Authors help readers discover meaning by the way they say things in the story. Discuss author’s purpose with your children. Show them lots of different types of writing (persuasive, informative, entertaining).

Now it is time to put together our learning activity.
First, make thinking caps for each child. You can make any kind of hat or cap you wish out of construction paper and such, or if you don’t want to make caps, modify baseball caps to work for this activity.
Next, get a box or container to hold strips of paper that have the different types of literature written on them (persuasive, informative, entertaining).
Tell your child to put on his thinking cap because he is going to have to write a paragraph that will either persuade, inform, or entertain everyone playing this game. To help the kids get started on their paragraph, furnish something visual to act as their topic. This will help kick start their thinking. It can be something as simple as some type of snack food, a funky antique object, a weird piece of clothing from yesteryear, a smelly old shoe… Be creative so they will be creative.
Now, have the kids each draw a strip of paper from the box, but tell them not to show anyone what it says. Whatever the paper has written on it is the purpose they must use to write their paragraph.
When everyone is finished, each child will read his paragraph and the others will try to guess if the paragraph is supposed to persuade, inform, or entertain.

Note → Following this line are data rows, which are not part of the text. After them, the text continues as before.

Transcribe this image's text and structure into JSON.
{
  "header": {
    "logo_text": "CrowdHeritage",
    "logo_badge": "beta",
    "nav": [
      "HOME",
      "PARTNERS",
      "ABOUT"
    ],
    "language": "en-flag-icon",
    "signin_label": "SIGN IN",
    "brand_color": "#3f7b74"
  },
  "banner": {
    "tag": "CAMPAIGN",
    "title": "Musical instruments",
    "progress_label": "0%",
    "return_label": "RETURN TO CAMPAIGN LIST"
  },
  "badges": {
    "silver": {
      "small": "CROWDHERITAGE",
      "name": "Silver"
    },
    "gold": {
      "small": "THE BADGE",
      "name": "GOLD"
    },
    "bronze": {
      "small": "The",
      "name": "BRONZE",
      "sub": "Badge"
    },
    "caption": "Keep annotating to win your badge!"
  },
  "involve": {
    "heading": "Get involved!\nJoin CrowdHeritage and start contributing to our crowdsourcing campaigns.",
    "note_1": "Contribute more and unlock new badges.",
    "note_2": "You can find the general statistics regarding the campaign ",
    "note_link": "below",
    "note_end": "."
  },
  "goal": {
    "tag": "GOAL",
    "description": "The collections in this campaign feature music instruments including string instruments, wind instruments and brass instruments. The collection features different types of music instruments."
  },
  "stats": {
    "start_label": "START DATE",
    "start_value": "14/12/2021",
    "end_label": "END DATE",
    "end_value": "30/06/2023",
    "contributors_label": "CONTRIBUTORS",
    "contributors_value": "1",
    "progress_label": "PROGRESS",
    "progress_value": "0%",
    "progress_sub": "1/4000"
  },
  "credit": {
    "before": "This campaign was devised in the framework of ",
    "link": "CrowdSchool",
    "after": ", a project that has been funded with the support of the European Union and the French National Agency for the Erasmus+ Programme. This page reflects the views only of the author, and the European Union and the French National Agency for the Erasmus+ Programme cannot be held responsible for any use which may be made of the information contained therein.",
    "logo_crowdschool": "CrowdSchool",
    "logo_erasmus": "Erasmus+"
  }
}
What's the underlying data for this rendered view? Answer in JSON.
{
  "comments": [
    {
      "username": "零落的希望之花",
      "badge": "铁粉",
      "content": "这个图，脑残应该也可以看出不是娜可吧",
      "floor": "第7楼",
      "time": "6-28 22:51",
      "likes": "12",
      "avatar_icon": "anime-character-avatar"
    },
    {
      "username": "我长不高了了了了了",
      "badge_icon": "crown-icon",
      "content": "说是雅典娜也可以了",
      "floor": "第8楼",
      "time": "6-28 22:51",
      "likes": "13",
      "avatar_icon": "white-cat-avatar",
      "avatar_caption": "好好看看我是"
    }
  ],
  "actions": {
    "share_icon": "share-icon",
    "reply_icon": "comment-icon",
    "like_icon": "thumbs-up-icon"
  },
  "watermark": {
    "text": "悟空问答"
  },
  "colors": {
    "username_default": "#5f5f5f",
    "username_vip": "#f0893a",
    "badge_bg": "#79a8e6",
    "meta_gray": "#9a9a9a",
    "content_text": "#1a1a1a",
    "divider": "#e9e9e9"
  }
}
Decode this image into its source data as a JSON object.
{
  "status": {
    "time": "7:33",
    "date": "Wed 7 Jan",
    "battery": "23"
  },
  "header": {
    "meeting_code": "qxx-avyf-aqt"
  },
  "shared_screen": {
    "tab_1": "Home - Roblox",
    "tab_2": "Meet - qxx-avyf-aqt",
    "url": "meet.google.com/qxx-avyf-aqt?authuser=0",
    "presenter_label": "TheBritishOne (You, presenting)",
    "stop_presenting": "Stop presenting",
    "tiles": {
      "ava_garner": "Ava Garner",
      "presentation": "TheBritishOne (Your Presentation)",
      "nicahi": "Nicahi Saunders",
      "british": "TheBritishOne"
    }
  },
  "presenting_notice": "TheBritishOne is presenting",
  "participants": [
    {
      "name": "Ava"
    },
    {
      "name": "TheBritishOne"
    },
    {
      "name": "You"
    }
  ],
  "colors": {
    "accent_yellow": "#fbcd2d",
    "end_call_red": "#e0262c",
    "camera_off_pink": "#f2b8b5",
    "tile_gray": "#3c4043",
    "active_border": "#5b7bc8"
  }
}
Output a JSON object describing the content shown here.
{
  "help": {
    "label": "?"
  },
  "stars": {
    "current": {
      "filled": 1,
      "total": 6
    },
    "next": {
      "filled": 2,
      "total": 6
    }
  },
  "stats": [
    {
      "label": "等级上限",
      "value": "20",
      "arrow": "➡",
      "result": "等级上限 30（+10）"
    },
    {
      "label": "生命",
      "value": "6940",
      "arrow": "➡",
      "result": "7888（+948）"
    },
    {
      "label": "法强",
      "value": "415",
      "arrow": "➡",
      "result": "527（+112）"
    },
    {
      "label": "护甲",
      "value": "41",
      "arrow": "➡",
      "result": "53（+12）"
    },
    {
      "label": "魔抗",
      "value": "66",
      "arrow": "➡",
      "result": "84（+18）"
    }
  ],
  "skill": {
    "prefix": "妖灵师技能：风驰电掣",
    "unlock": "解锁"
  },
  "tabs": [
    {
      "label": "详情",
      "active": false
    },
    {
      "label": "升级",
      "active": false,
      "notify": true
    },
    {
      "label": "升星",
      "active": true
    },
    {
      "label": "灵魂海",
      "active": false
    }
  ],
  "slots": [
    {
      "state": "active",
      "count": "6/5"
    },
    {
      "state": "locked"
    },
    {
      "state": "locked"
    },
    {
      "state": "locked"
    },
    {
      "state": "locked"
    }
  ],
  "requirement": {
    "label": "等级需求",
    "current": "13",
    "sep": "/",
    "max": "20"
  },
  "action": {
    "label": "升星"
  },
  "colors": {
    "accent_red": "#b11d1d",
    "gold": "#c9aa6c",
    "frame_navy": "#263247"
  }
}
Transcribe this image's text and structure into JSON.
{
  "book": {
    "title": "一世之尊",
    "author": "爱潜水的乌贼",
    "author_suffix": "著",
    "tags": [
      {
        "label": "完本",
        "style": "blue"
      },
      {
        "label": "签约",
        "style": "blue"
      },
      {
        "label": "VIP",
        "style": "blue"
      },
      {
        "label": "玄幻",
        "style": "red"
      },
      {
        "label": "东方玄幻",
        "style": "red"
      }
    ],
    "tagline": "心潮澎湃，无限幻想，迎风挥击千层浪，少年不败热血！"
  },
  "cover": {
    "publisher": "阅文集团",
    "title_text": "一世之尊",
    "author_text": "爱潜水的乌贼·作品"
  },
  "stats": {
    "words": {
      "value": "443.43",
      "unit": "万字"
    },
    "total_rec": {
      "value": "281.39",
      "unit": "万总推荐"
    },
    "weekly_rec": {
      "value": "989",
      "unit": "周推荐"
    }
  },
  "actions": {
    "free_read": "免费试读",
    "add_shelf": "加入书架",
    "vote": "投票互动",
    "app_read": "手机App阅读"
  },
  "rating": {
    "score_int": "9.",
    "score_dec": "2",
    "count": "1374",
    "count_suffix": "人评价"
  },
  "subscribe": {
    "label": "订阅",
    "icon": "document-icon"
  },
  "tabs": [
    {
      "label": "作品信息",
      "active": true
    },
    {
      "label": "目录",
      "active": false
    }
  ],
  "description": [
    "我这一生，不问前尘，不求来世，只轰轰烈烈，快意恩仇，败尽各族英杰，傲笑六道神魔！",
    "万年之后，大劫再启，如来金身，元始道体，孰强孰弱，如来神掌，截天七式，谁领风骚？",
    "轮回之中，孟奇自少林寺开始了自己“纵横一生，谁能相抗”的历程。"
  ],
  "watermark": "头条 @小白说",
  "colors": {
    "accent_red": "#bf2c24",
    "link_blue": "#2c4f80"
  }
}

Tuesday, February 7, 2012

Presidents' Day, originally known as Washington's Birthday, falls on the third Monday of February. This year Presidents' Day falls on February 21, 2012. President’s Day combines Washington’s birthday and Lincoln’s birthday since they are both in the month of February and are so close together.
Discuss a little about each president with your child. Include what each is best known for and why. What monuments, buildings, money…are made in honor of Washington and Lincoln?

For fun, have your child dress up as Washington or Lincoln and give a short speech as to why they are a good president. If your child chooses Washington, try making a powdered wig. If your child chooses Lincoln, try making his hat.

If your child is too shy to dress up or give a speech, you can still have fun making finger puppets of Washington and Lincoln. Maybe they can have the puppets do the acting for them!

Saturday, January 21, 2012

Art Smart

Research says children who spend time in school doing visual art, performing music or dance, or even acting in a play gain a whole set of creative and analytical skills that are quickly disappearing from the rest of the curriculum.

A 2008 study by the nonprofit Dana Foundation, neuroscientists at seven universities found that:

Musical training improves reading by helping children distinguish the sound structure of words.
Acting boosts memory and the ability to articulate ideas.
Strong interest in performing art leads to better attention and memory.

Do you include art in your homeschool curriculum? Are you intimated by trying to teach about different artists or styles of art or music? Maybe you just don’t feel you have the time to devote to planning for those lessons.

Don’t give up just yet. You can expose your child to art via online art games. Games teach about warm and cool colors, different artists, museums, instruments, the orchestra… and best of all, they are free to use and easy to use. Kids love playing games because they don’t think they are doing work. Shhh! We will keep that our little secret!

Saturday, January 7, 2012

Winter Water Fun

Jack Frost might be nipping at your nose quite a bit in January. What better time to focus on the different states of water. So break out the hot chocolate and light the fire in the fireplace...let’s begin.

A chilly game of Melt the Ice Cube teaches children that salt, warm water, warm air, and warm hands help ice melt faster. Here is the PDF for printing the instruction sheet. You might want to follow this activity up with watching and timing ice melting in a pan. Be sure to boil the liquid water and watch for steam.

That is a super way for your visual learner to understand solid, liquid, and gas. When you are finished, let the hot water cool down and then freeze it so your child fully understands the whole process. Have your child illustrate the process of going from solid to liquid to gas.